Back in 2017, a gunman opened fire at Aztec High, killing two students. “My son was out in the hallway when he started hearing the shooting,” said Casey Marquez in a 2017 interview with KRQE News 13.

“Because kids have learned that it’s not a crime, that they can get away with that,” Sen. Brandt says.

Since this school year started, KRQE has reported on at least four threats made against Albuquerque schools, including in November when Wilson Stadium was evacuated during a football game. Then in December, a viral challenge on TikTok was encouraging students to make school threats.

“We continue to see shooting threats, and let’s be honest, they’re mainly at schools,” says Sen. Brandt.

Now, if passed, Brandt’s bill would treat shooting threats like bomb scares. It would be considered a fourth-degree felony. He says it would deter people from making these kinds of threats. “It’s also a way of hopefully protecting our kids, protecting them from being subjected to this over and over again,” says Brandt.

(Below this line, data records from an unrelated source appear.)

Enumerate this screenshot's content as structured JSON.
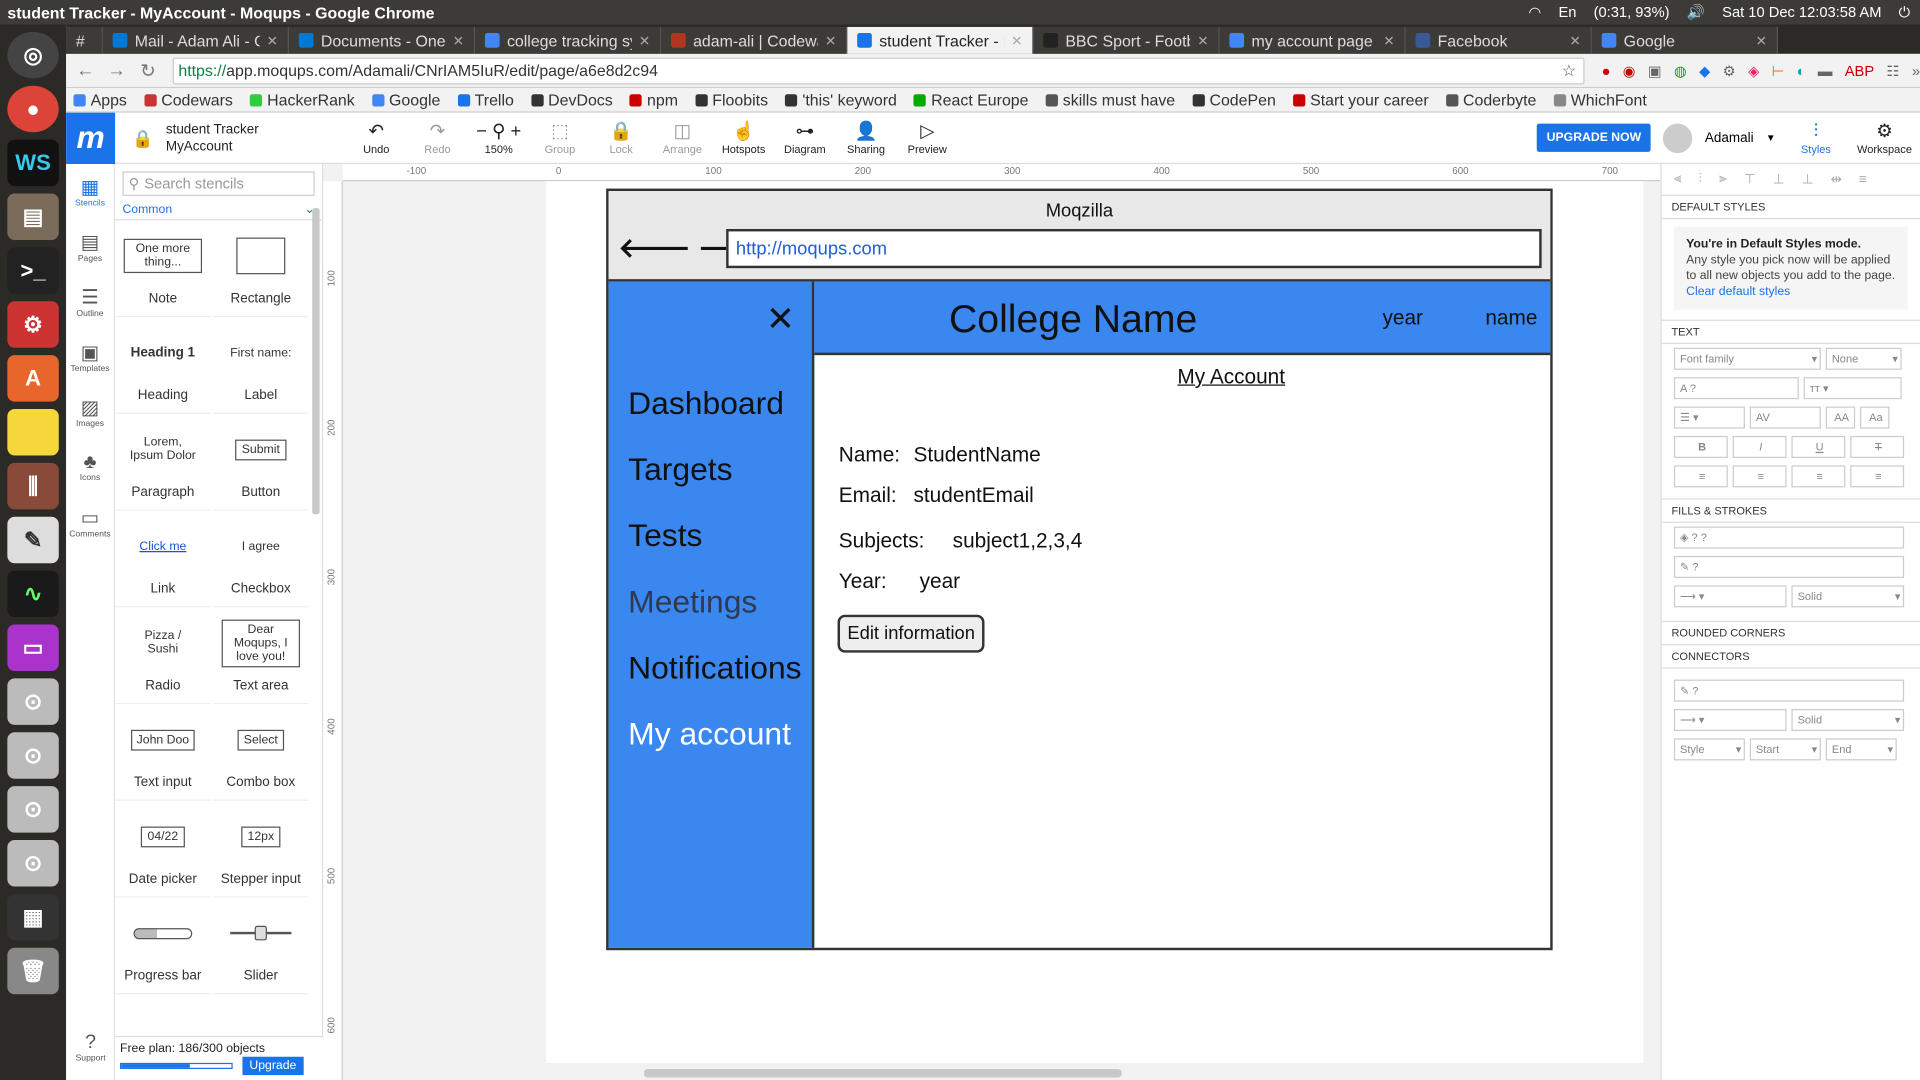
{
  "os": {
    "window_title": "student Tracker - MyAccount - Moqups - Google Chrome",
    "status": "(0:31, 93%)",
    "datetime": "Sat 10 Dec 12:03:58 AM"
  },
  "chrome": {
    "tabs": [
      {
        "label": "#",
        "color": "#555"
      },
      {
        "label": "Mail - Adam Ali - Ou",
        "color": "#0078d4"
      },
      {
        "label": "Documents - OneD",
        "color": "#0078d4"
      },
      {
        "label": "college tracking sy",
        "color": "#4285f4"
      },
      {
        "label": "adam-ali | Codewar",
        "color": "#b1361e"
      },
      {
        "label": "student Tracker - M",
        "color": "#1a73e8"
      },
      {
        "label": "BBC Sport - Footb",
        "color": "#222"
      },
      {
        "label": "my account page -",
        "color": "#4285f4"
      },
      {
        "label": "Facebook",
        "color": "#3b5998"
      },
      {
        "label": "Google",
        "color": "#4285f4"
      }
    ],
    "url_https": "https://",
    "url_rest": "app.moqups.com/Adamali/CNrIAM5IuR/edit/page/a6e8d2c94",
    "bookmarks": [
      "Apps",
      "Codewars",
      "HackerRank",
      "Google",
      "Trello",
      "DevDocs",
      "npm",
      "Floobits",
      "'this' keyword",
      "React Europe",
      "skills must have",
      "CodePen",
      "Start your career",
      "Coderbyte",
      "WhichFont"
    ]
  },
  "moqups": {
    "doc_title": "student Tracker",
    "page_name": "MyAccount",
    "tools": [
      {
        "icon": "↶",
        "label": "Undo",
        "disabled": false
      },
      {
        "icon": "↷",
        "label": "Redo",
        "disabled": true
      },
      {
        "icon": "− ⚲ +",
        "label": "150%",
        "disabled": false
      },
      {
        "icon": "⬚",
        "label": "Group",
        "disabled": true
      },
      {
        "icon": "🔒",
        "label": "Lock",
        "disabled": true
      },
      {
        "icon": "◫",
        "label": "Arrange",
        "disabled": true
      },
      {
        "icon": "☝",
        "label": "Hotspots",
        "disabled": false
      },
      {
        "icon": "⊶",
        "label": "Diagram",
        "disabled": false
      },
      {
        "icon": "👤",
        "label": "Sharing",
        "disabled": false
      },
      {
        "icon": "▷",
        "label": "Preview",
        "disabled": false
      }
    ],
    "upgrade_label": "UPGRADE NOW",
    "user": "Adamali",
    "right_tools": [
      "Styles",
      "Workspace"
    ]
  },
  "rail": [
    "Stencils",
    "Pages",
    "Outline",
    "Templates",
    "Images",
    "Icons",
    "Comments"
  ],
  "support_label": "Support",
  "stencils": {
    "search_placeholder": "Search stencils",
    "category": "Common",
    "items": [
      {
        "label": "Note",
        "preview": "One more thing..."
      },
      {
        "label": "Rectangle",
        "preview": ""
      },
      {
        "label": "Heading",
        "preview": "Heading 1"
      },
      {
        "label": "Label",
        "preview": "First name:"
      },
      {
        "label": "Paragraph",
        "preview": "Lorem, Ipsum Dolor"
      },
      {
        "label": "Button",
        "preview": "Submit"
      },
      {
        "label": "Link",
        "preview": "Click me"
      },
      {
        "label": "Checkbox",
        "preview": "I agree"
      },
      {
        "label": "Radio",
        "preview": "Pizza / Sushi"
      },
      {
        "label": "Text area",
        "preview": "Dear Moqups, I love you!"
      },
      {
        "label": "Text input",
        "preview": "John Doo"
      },
      {
        "label": "Combo box",
        "preview": "Select"
      },
      {
        "label": "Date picker",
        "preview": "04/22"
      },
      {
        "label": "Stepper input",
        "preview": "12px"
      },
      {
        "label": "Progress bar",
        "preview": ""
      },
      {
        "label": "Slider",
        "preview": ""
      }
    ],
    "plan_text": "Free plan: 186/300 objects",
    "plan_fraction": 0.62,
    "upgrade": "Upgrade"
  },
  "ruler": {
    "h": [
      "-100",
      "0",
      "100",
      "200",
      "300",
      "400",
      "500",
      "600",
      "700"
    ],
    "v": [
      "100",
      "200",
      "300",
      "400",
      "500",
      "600"
    ]
  },
  "mockup": {
    "browser_title": "Moqzilla",
    "url": "http://moqups.com",
    "menu": [
      "Dashboard",
      "Targets",
      "Tests",
      "Meetings",
      "Notifications",
      "My account"
    ],
    "college": "College Name",
    "year": "year",
    "name": "name",
    "account_title": "My Account",
    "fields": [
      {
        "label": "Name:",
        "value": "StudentName"
      },
      {
        "label": "Email:",
        "value": "studentEmail"
      },
      {
        "label": "Subjects:",
        "value": "subject1,2,3,4"
      },
      {
        "label": "Year:",
        "value": "year"
      }
    ],
    "edit_button": "Edit information",
    "colors": {
      "accent": "#3b87f0"
    }
  },
  "rpanel": {
    "default_styles": "DEFAULT STYLES",
    "mode_title": "You're in Default Styles mode.",
    "mode_text": "Any style you pick now will be applied to all new objects you add to the page.",
    "clear_link": "Clear default styles",
    "text": "TEXT",
    "font_family": "Font family",
    "none": "None",
    "fills": "FILLS & STROKES",
    "solid": "Solid",
    "rounded": "ROUNDED CORNERS",
    "connectors": "CONNECTORS",
    "style": "Style",
    "start": "Start",
    "end": "End"
  }
}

The bill would not just apply to school shooting threats. The suspect could be charged if they use a threat to cause fear in others, interrupt the operations of a public building, or spark a police response.